The flexible packaging recycling project, Materials Recovery for the Future, brings together brand owners, manufacturers, and packaging industry organizations that want to improve recycling and increase recovery rates for flexible film and packaging options such as resealable food packages, pouches for soups and tuna, pet food bags, and snack bags. The research aims to create a mainstream recovery solution for flexible packaging.
Project sponsors include Dow Chemical, PepsiCo, Procter & Gamble, Nestlé Purina PetCare and Nestlé USA, Sealed Air, and SC Johnson, as well as the Association for Postconsumer Plastic Recyclers, the Flexible Packaging Association and SPI: The Plastics Industry Trade Association.

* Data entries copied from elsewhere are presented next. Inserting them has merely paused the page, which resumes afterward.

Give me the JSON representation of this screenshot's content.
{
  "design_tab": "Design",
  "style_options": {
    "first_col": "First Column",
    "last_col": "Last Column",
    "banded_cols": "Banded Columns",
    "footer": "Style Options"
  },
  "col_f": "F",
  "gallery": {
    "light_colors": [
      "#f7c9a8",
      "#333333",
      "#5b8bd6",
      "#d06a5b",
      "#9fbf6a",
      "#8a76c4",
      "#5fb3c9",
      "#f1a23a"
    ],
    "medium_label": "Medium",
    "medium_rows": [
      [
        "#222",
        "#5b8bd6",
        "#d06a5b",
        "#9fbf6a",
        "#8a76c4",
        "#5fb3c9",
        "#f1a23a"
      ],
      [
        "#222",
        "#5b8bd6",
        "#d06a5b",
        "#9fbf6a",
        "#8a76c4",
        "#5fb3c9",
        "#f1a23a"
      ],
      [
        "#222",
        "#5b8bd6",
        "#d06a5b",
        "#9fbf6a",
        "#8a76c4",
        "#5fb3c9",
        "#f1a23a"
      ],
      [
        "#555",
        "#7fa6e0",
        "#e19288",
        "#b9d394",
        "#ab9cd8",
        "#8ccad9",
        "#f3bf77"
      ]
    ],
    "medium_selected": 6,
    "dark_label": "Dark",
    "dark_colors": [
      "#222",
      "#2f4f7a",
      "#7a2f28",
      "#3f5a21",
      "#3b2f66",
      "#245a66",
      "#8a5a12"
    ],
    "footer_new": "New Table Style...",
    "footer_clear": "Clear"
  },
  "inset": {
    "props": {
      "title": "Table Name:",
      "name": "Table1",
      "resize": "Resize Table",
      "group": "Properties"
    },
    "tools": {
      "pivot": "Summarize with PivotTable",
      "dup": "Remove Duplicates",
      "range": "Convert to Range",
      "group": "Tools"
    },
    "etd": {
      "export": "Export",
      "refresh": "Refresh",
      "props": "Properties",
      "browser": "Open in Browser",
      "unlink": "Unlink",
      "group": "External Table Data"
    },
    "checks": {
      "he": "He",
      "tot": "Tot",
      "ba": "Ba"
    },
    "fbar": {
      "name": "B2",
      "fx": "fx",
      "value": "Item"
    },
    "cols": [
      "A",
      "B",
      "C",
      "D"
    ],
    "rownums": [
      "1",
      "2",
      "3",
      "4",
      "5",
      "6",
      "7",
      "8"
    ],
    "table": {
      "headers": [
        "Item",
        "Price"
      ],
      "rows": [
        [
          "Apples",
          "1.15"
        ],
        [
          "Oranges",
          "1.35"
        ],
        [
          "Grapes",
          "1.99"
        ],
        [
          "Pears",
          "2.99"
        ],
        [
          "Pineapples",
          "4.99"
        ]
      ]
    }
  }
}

Resource Recycling Systems, which developed the test methodology, will conduct the first phase of the research, which will include baseline testing of the existing sortation technologies commonly used in material recovery facilities, such as screens and optical scanners. A representative mix of the flexible packaging generated by consumers will be created and added at an appropriate concentration to single stream recyclables for testing. This mixed stream will be run through the sorters, and the amount of flexible packaging captured in the resulting bale will be measured to determine sorting effectiveness.
Diane Herndon, sustainability manager at Nestlé Purina PetCare, says the flexible packaging research is the first to use this methodology. The group says it expects to publish results in the second quarter of 2016.
In another effort to increase recycling rates for flexible packaging, Axion Consulting, Dow Chemical, Nestlé, Unilever and other global companies say they have made “significant” process in a collaborative R&D project, called Reflex. The partners include: Amcor, Dow Chemical, Interflex Group, Nestlé UK, SITA Holdings, Tomra Sorting and Unilever UK Central Resources.